20. The Ministry of Home Affairs reviewed our citizenship laws last year. We studied the laws of other countries like the UK, which had addressed these issues. The Remaking Singapore Committee had also separately recommended that the provisions on the grant of Singapore citizenship to a foreign born child be made gender neutral. Let me now highlight the key amendments in this Bill.
Grant of citizenship by descent
21. I sha ll first touch on the grant of citizenship by descent. Article 122 of the Constitution governs the grant of citizenship by descent to a child of a Singaporean, when the child is born abroad. The child is conferred citizenship by descent as a matter of right if the parent applies within one year of the child's birth. Currently, a child is entitled to citizenship by descent only when the father is a male Singaporean who is a citizen by birth or registration. It does not apply when the father is a Singaporean citizen by descent, or when it is the mother who is Singaporean. Female Singaporeans can only pass on citizenship by registration to their foreign-born child, and citizenship by registration is not conferred as a matter of right.

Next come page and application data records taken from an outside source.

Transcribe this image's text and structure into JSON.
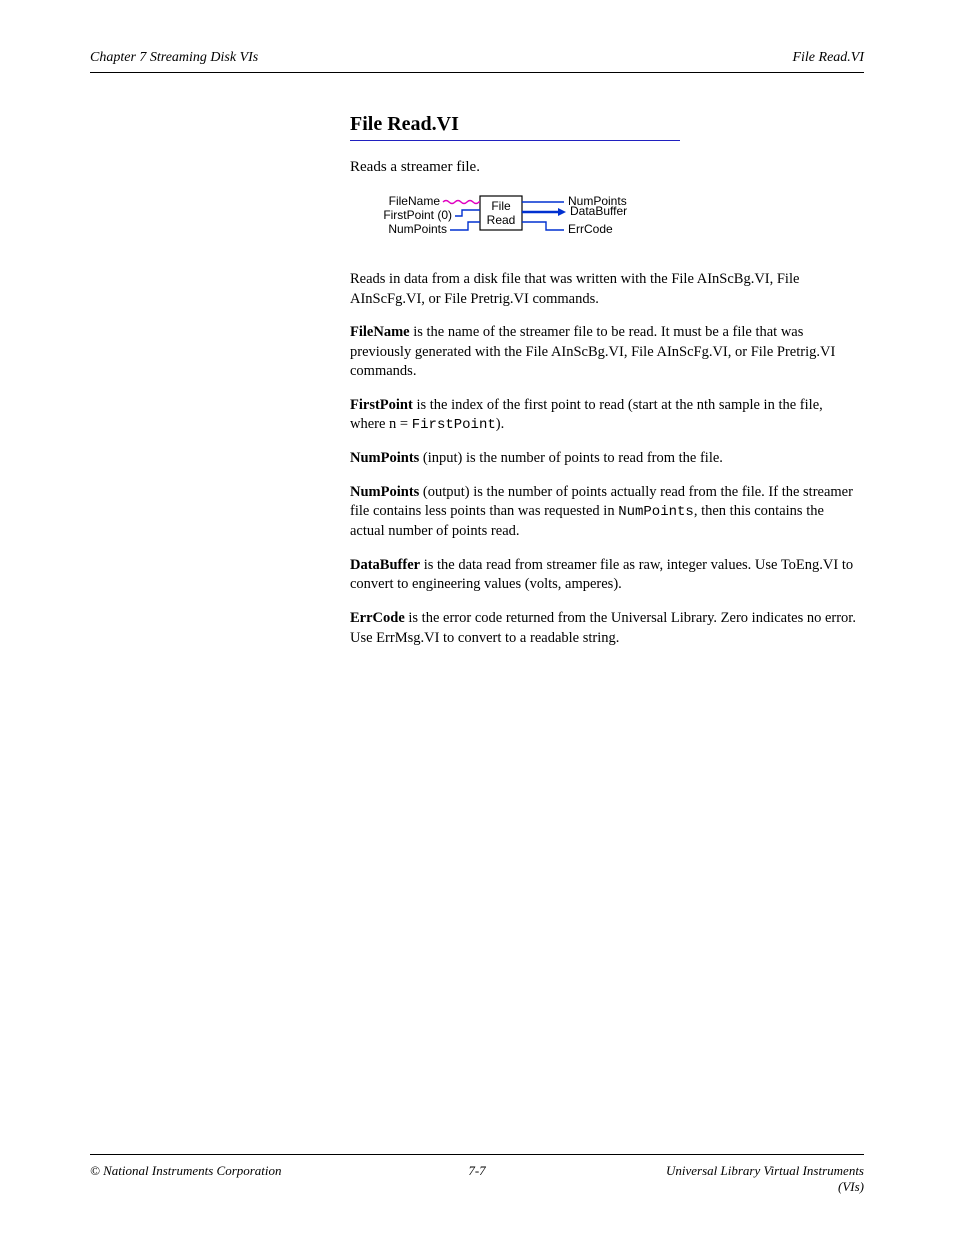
{
  "header": {
    "left": "Chapter 7      Streaming Disk VIs",
    "right": "File Read.VI"
  },
  "section": {
    "title": "File Read.VI",
    "subtitle": "Reads a streamer file."
  },
  "diagram": {
    "inputs": [
      {
        "label": "FileName",
        "y": 12,
        "style": "string"
      },
      {
        "label": "FirstPoint (0)",
        "y": 26,
        "style": "int"
      },
      {
        "label": "NumPoints",
        "y": 40,
        "style": "int"
      }
    ],
    "block": {
      "top": "File",
      "bottom": "Read"
    },
    "outputs": [
      {
        "label": "NumPoints",
        "y": 12,
        "style": "int"
      },
      {
        "label": "DataBuffer",
        "y": 26,
        "style": "array"
      },
      {
        "label": "ErrCode",
        "y": 40,
        "style": "int"
      }
    ]
  },
  "body": {
    "p1": "Reads in data from a disk file that was written with the File AInScBg.VI, File AInScFg.VI, or File Pretrig.VI commands.",
    "p2a": "FileName",
    "p2b": " is the name of the streamer file to be read. It must be a file that was previously generated with the File AInScBg.VI, File AInScFg.VI, or File Pretrig.VI commands.",
    "p3a": "FirstPoint",
    "p3b": " is the index of the first point to read (start at the nth sample in the file, where n = ",
    "p3c": "FirstPoint",
    "p3d": ").",
    "p4a": "NumPoints",
    "p4b": " (input) is the number of points to read from the file.",
    "p5a": "NumPoints",
    "p5b": " (output) is the number of points actually read from the file. If the streamer file contains less points than was requested in ",
    "p5c": "NumPoints",
    "p5d": ", then this contains the actual number of points read.",
    "p6a": "DataBuffer",
    "p6b": " is the data read from streamer file as raw, integer values. Use ToEng.VI to convert to engineering values (volts, amperes).",
    "p7a": "ErrCode",
    "p7b": " is the error code returned from the Universal Library. Zero indicates no error. Use ErrMsg.VI to convert to a readable string."
  },
  "footer": {
    "left": "© National Instruments Corporation",
    "center": "7-7",
    "right": "Universal Library Virtual Instruments (VIs)"
  }
}
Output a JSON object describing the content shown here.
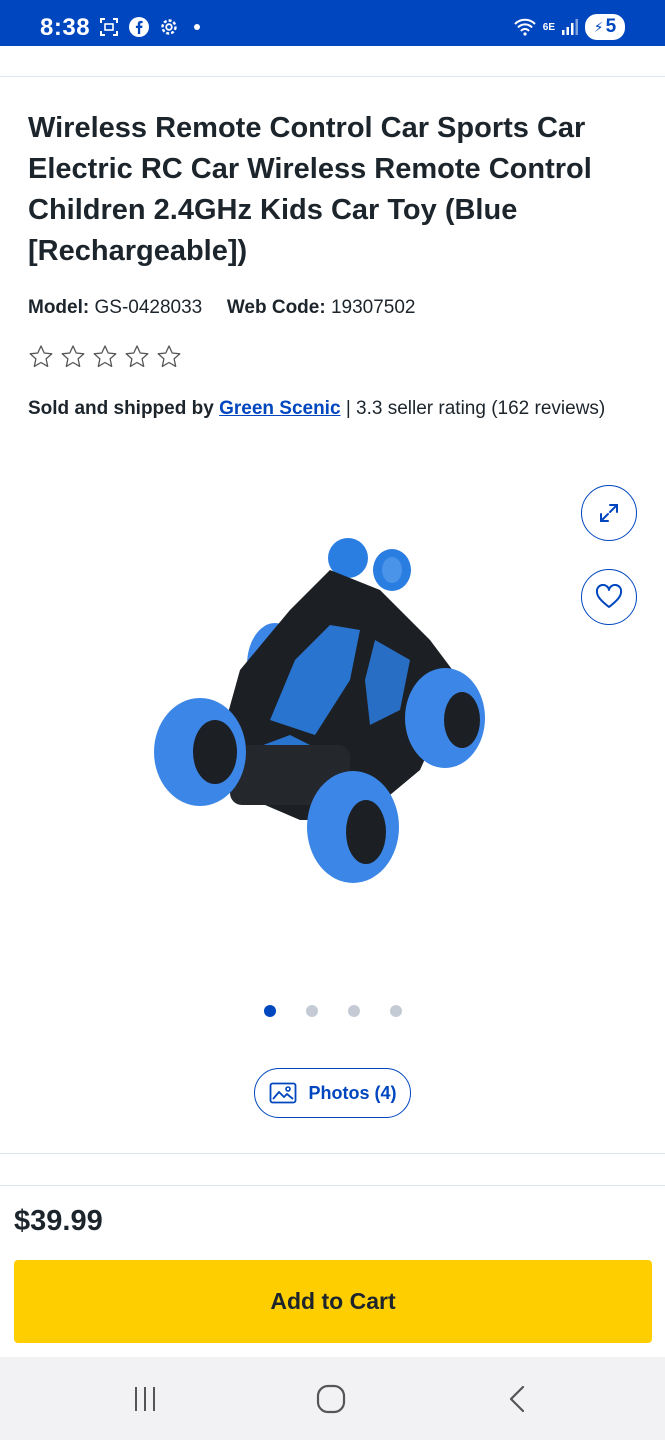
{
  "status_bar": {
    "time": "8:38",
    "battery": "5",
    "network": "6E",
    "icons": [
      "screenshot-icon",
      "facebook-icon",
      "settings-icon",
      "notification-dot",
      "wifi-icon",
      "signal-icon",
      "battery-icon"
    ]
  },
  "product": {
    "title": "Wireless Remote Control Car Sports Car Electric RC Car Wireless Remote Control Children 2.4GHz Kids Car Toy (Blue [Rechargeable])",
    "model_label": "Model:",
    "model_value": "GS-0428033",
    "webcode_label": "Web Code:",
    "webcode_value": "19307502",
    "rating_stars": 0,
    "rating_max": 5,
    "seller_prefix": "Sold and shipped by",
    "seller_name": "Green Scenic",
    "seller_suffix": "| 3.3 seller rating (162 reviews)"
  },
  "gallery": {
    "image_icon": "rc-car-product-image",
    "dots_total": 4,
    "dots_active": 1,
    "photos_label": "Photos (4)"
  },
  "purchase": {
    "price": "$39.99",
    "add_to_cart_label": "Add to Cart"
  },
  "colors": {
    "brand_blue": "#0046be",
    "cart_yellow": "#ffce00",
    "text_dark": "#1d252c"
  }
}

22. The amendments to Article 122 will firstly allow female Singaporeans to pass on citizenship by descent to their foreign born child. This will make the grant of citizenship by descent gender neutral. Sections 12 and 15 of the Third Schedule of the Constitution will be amended consequentially to bring them in line with the gender parity introduced in Article 122(1).
23. Secondly, the amendments will allow Singaporean parents who acquired their Singapore citizenship by descent, to pass on citizenship by descent to their foreign-born children if these parents meet a residency criterion. They have to have stayed in Singapore for a total of 5 years or more before the birth of the child. Alternatively, they have to have stayed in Singapore for a total of at least 2 years out of the 5 years prior to the birth of the child, which is similar to the criterion used for determining Singaporean's eligibility to vote overseas. Currently, a Singaporean who was born abroad and acquired citizenship by descent, then grew up and worked in Singapore, then happened to have a child born abroad while he is temporarily overseas, cannot transmit his citizenship to the child by descent. This is unfair. The amendment overcomes this problem, but imposes a residency requirement on the parent, so that we will not have generations of absentee Singaporeans with no real links to Singapore.
Increase in absence period
24. Currently, Permanent Residents need to meet a residential requirement before they can qualify to be citizens. Section 16 of the Third Schedule to the Constitution allows a person to be away from Singapore for up to 6 months when calculating the period of residence. Recognising that more of our citizens and permanent residents have to travel in the course of their work or study, the Government proposes to increase this to 12 months. For example, Article 123(2) of the Constitution provides that the wife of a Singaporean must be resident in Singapore for at least 2 years before she may obtain Singapore citizenship. With the amendment, she can now be overseas for up to 1 year during the 2-year qualifying period and still be eligible for citizenship.
25. I should stress that citizenship is a privilege that should not be taken for granted. Even with the proposed amendments, Singaporeans living and working overseas must make the effort to ensure that they and their children remain rooted and committed to Singapore. All Singaporeans, whether here or abroad, must continue to have a stake and share in the responsibility for the nation's success and future.
26. Sir, I beg to move.